Ethics Case Study
University of Phoenix
Ethics: Health Care and Social Responsibility
Deborah Laughon RN BSN MS DBA
January 23, 2012
Ethics Case Study
Jerry McCall is Dr. William’s office assistant. He has received professional training as both a medical assistant and a LPN. He is handling all the phone calls while the receptionist is at lunch. A patient calls and says he must have a prescription refill for Valium, an antidepressant mediation, called in right away to his pharmacy, since he is leaving for the airport in thirty minutes. He says that Dr. Williams is a personal friend and always gives him a small supply of Valium when he has to fly. ...view middle of the document...

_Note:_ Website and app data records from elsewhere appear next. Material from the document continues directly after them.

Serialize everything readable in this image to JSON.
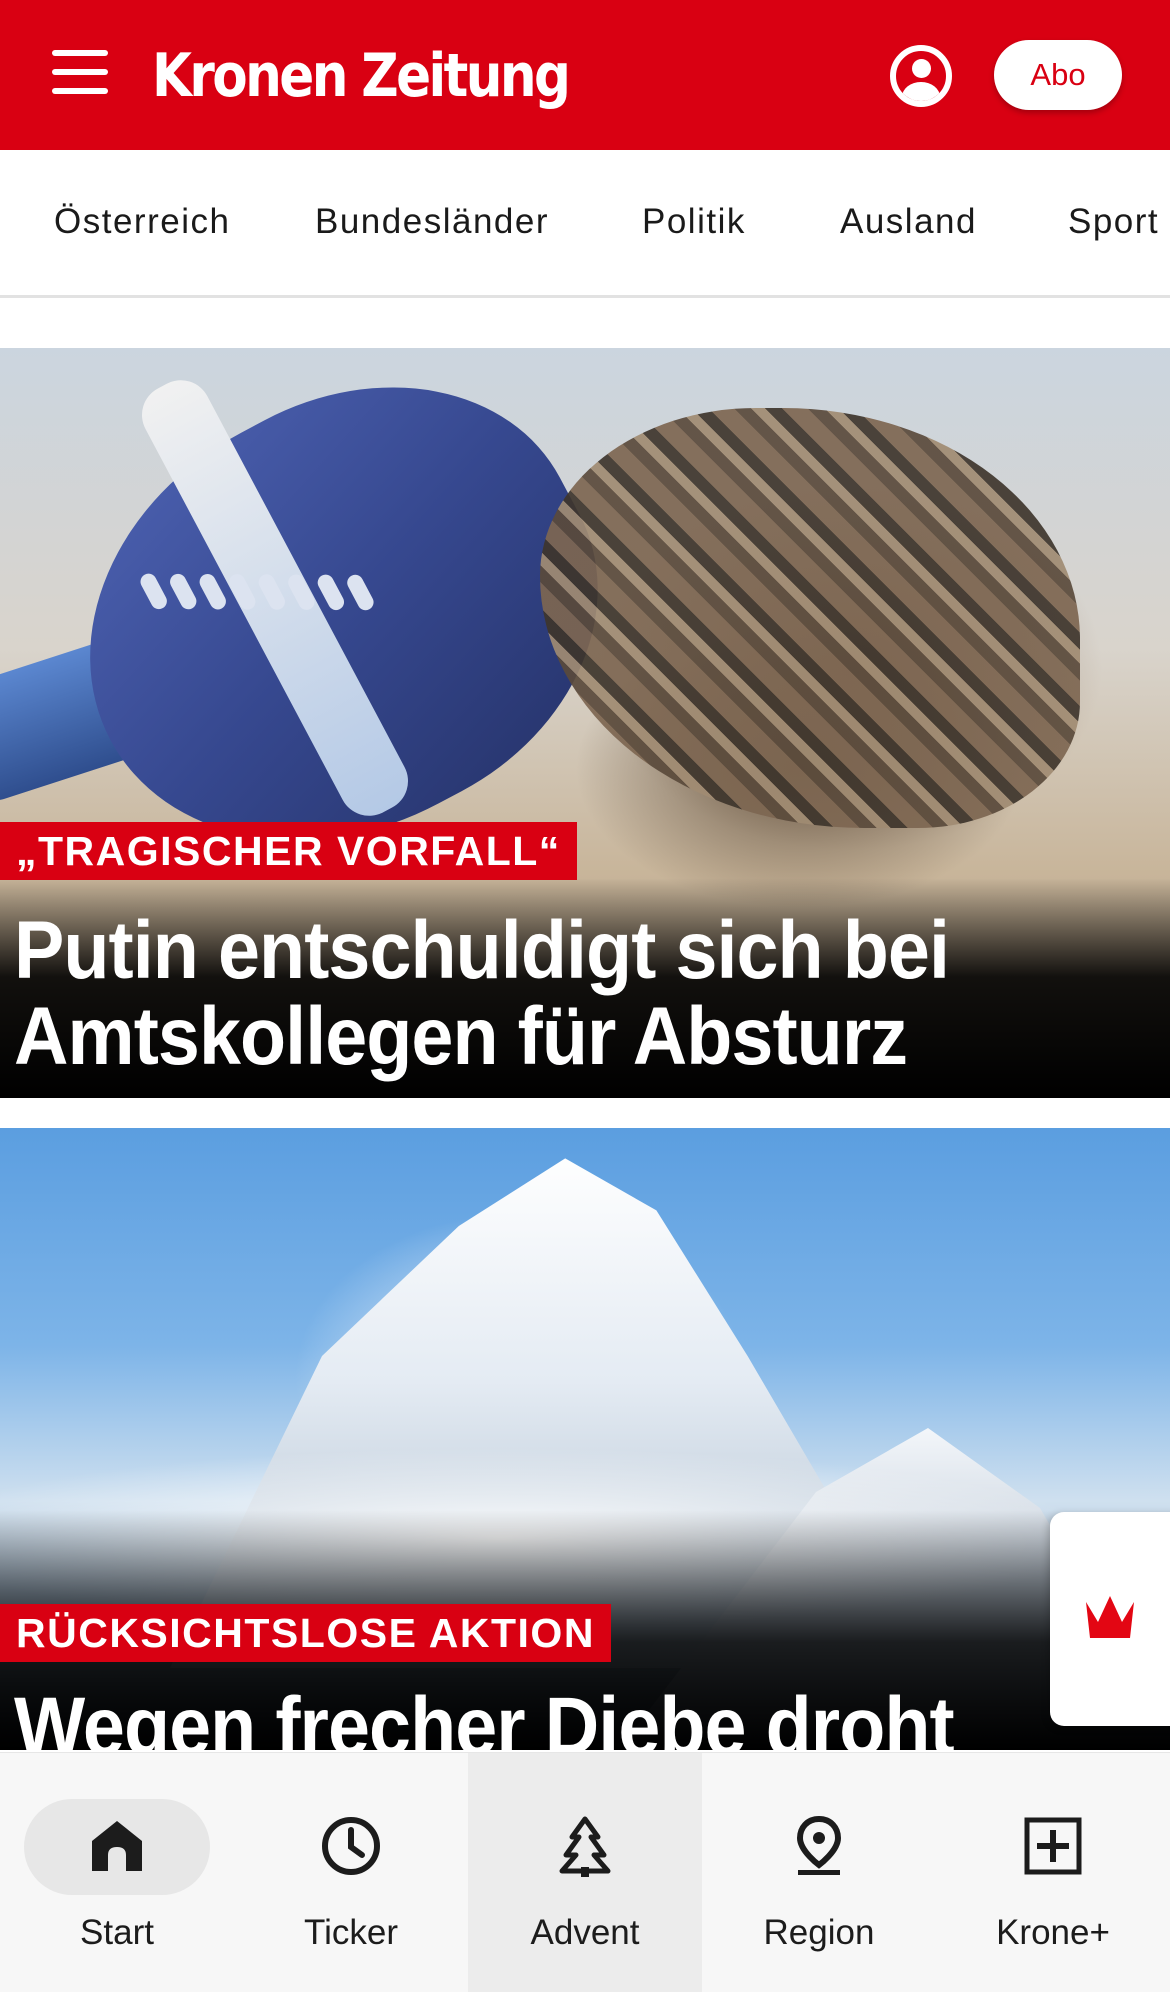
{
  "header": {
    "brand": "Kronen Zeitung",
    "abo_label": "Abo",
    "brand_color": "#d90012",
    "icons": [
      "menu-icon",
      "user-account-icon"
    ]
  },
  "categories": [
    "Österreich",
    "Bundesländer",
    "Politik",
    "Ausland",
    "Sport"
  ],
  "articles": [
    {
      "kicker": "„TRAGISCHER VORFALL“",
      "headline": "Putin entschuldigt sich bei Amtskollegen für Absturz"
    },
    {
      "kicker": "RÜCKSICHTSLOSE AKTION",
      "headline": "Wegen frecher Diebe droht"
    }
  ],
  "floating_button": {
    "icon": "krone-crown-icon"
  },
  "tabbar": {
    "items": [
      {
        "label": "Start",
        "icon": "home-icon",
        "active": true
      },
      {
        "label": "Ticker",
        "icon": "clock-icon"
      },
      {
        "label": "Advent",
        "icon": "tree-icon"
      },
      {
        "label": "Region",
        "icon": "location-pin-icon"
      },
      {
        "label": "Krone+",
        "icon": "plus-box-icon"
      }
    ]
  }
}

net website, 2012). Another law that is consistent in every state is one that prohibits medical assistants from independently prescribing or refilling medications (medicalassistant.net website, 2012). Licensed Practical Nurses have a broader scope of practice than medical assistants do, but prescribing or refilling medications is not included. In this case study, only Dr. Williams is able to refill the medication. If Jerry decides to call in a refill he will be practicing outside of his professional scope and breaking state law.
Would type of medication make a difference?
Regardless of what type of medication the patient is asking for, Jerry is still limited by his LPN and medical assistant scope of practice. He cannot legally call in a refill for a medication without Dr. Williams prescribing the medication. Factors that may influence Jerry’s decision to refill this medication include that the patient states he is a personal friend of Dr. Williams and that Dr. Williams has done this for him in the past. Jerry may be tempted to try and help this patient, but the best thing he can do from a legal and professional perspective is to have the patient speak directly to Dr. Williams. Scope of practice is in place to protect the patient. Because Jerry does not have the same training that Dr. Williams does, he could make dosage or medication name errors that could result in lethal harm to the patient.
Doctrine of Respondent Superior
According to Cornell University Law School (2010) respondent superior is a legal doctrine that holds an employer or principal legally responsible for the wrongful acts of an employee or agent, if such acts occur within the scope of the employment or agency. By this doctrine, Dr. Williams would be held responsible if Jerry calls in a refill and the patient has an adverse reaction. Jerry would also be held accountable by the State Board of Nursing for practicing outside his scope and may loose his licensing privileges.
Advice for Jerry
Jerry has an ethical and a legal decision to make in this case study. A patient that claims to be a personal friend of Dr. Williams is asking Jerry to call a refill in for Valium right away because of a pending flight. Jerry may feel pressure to call this refill in. Concern for ourselves and for others lies at the heart of health care ethics (Garrett, Baillie, & Garrett, 2009). Garrett, Baillie, and...